CISA sounded the alarm on this flaw on February 20. And while it affects the electrical discharge machines, the bug itself exists in Microsoft Message Queuing service that is used by the Mitsubishi equipment.

If exploited, CVE-2023-21554 could allow an attacker to disclose, tamper with, destroy or delete information in the products, or cause a denial-of-service condition on the products. 

“It’s basically a maliciously malformed message that can cause remote code execution, which is as bad as it gets,” Contrast Security co-founder and CTO Jeff Williams told The Register.

The good news: “I doubt too many of these are on the public internet,” he added.

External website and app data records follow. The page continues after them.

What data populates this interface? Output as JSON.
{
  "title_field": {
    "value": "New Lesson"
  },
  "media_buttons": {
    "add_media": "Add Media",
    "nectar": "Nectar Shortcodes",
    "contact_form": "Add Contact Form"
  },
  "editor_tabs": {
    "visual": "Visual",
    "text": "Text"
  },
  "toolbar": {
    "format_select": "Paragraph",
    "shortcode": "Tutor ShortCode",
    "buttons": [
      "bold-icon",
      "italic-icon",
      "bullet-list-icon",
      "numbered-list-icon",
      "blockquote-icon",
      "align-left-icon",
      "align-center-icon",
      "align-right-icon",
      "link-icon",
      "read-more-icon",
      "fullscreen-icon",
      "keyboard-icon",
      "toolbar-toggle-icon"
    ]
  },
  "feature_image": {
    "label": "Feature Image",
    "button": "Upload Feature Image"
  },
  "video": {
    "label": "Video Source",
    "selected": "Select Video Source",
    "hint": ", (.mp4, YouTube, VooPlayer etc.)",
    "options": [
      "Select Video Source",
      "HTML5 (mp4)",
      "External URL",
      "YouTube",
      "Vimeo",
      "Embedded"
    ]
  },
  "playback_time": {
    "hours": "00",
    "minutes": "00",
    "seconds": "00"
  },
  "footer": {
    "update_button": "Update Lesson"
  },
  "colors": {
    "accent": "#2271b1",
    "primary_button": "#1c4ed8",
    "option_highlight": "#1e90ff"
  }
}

And while this flaw could be exploited to deploy ransomware, it’s unlikely that is how criminals would abuse it.

Exploiting this bug for a ransomware infection “is like breaking into your office and locking the file cabinets, instead of stealing your IP, taking control of your bank accounts, and killing your employees,” Williams said. “With this flaw they can completely control the Mitsubishi system and do anything it can do, and access anything it can access.”

To be clear: we don’t have any indications that this Microsoft Message Queuing vulnerability has been exploited in the wild. 

LAURIONITE lasers in on manufacturing

The Dragos report, however, highlights another commonly used enterprise IT product that was used to break into industrial organizations. Specifically CVE-2022-21587 and CVE-2022-21589, both flaws in Oracle E-Business Suite iSupplier web services that Dragos describes as “one of the most widely used enterprise solutions for integrated business processes” with customers including United States Steel and Unifi textile manufacturing.

The OT security shop detected a threat group it tracks as LAURIONITE exploiting these flaws in vulnerable Oracle iSupplier instances as early as March 5, and then moving laterally through the manufacturers’ environments, performing internal reconnaissance, and stealing data.

“While current observations and visibility of LAURIONITE operations do not indicate the adversary seeks to advance to OT networks, Dragos cannot discount this as a possible course of action the adversary may select in the future,” according to the report.

This group, and its continued focus on vulnerable systems within manufacturing companies, doesn’t just pose a threat to corporations intellectual property, Lee said. While LAURIONITE hasn’t disrupted manufacturing lines, or manipulated the makeup of what is being produced, it could.

“It’s a good example of that kind of IT-OT connectivity that can impact operations and society in general through what looks like a mundane compromise of IT networks,” Lee added. ®